We recently treated two patients with engine block-muffler contact burns and greatly underestimated the devastating injuries to bone, deep fascia, and muscle. As a result, each patient required multiple procedures to close their burn wounds. Ten-year data from the University of Washington Burn Unit confirmed our observation that these bums tend to be considerably deeper than suspected. Eighteen patients with contact burns from engine parts were identified from 1980 through 1990. Nine (50%) of these were initially recognized to be fourth-degree and five (28%) were third-degree thermal injuries, showing that these are deep burns. Eight patients required fascial excisions and four required debridement of devascularized bone. The mean burn size was only 6% total body surface area; however, the patients with fourth-degree burns had an average graft take of only 56% and required a mean hospital stay of 44 days. Patients with third-degree burns also had suboptimal graft take and some required prolonged hospitalization. Thirty-six percent of patients required flaps either as the initial procedure or as a second procedure following an autograft. The four patients with partial-thickness burns healed without surgery and their average length of hospital stay was 3 days. Of the entire group, only four healed without surgery and only five healed with a single operation. Our 10-year data indicate that engine block contact burns are usually small, but most are deceptively deep, involving tendon, muscle, or bone. If the burn appears full thickness, suspicion must be very high at the initial surgical procedure that there is deep tissue destruction. We propose that burns from engine block or muffler contact are the fourth, fifth, and sixth-degree injuries described by Dupuytren in 1832. They behave like and should be handled more like electrical burns than other contact injuries.
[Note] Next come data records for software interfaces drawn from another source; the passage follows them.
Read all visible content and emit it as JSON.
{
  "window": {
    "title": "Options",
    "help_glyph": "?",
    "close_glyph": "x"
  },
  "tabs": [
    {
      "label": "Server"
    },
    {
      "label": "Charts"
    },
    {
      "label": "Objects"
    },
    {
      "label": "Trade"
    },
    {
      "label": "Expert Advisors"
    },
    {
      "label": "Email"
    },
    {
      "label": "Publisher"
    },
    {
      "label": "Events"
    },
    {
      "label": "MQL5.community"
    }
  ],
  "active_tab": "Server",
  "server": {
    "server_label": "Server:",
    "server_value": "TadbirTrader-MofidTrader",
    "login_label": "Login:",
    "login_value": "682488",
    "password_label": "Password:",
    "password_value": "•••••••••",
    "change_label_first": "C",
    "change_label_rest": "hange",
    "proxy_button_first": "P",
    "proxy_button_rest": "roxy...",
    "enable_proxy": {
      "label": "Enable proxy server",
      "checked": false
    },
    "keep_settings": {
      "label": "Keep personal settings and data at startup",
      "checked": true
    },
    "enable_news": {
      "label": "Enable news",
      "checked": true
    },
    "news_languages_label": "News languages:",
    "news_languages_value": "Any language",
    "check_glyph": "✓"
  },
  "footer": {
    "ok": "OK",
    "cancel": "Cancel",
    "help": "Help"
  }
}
|Original language||English (US)|
|Number of pages||6|
|Journal||Journal of Trauma - Injury, Infection and Critical Care|
|State||Published - Aug 1994|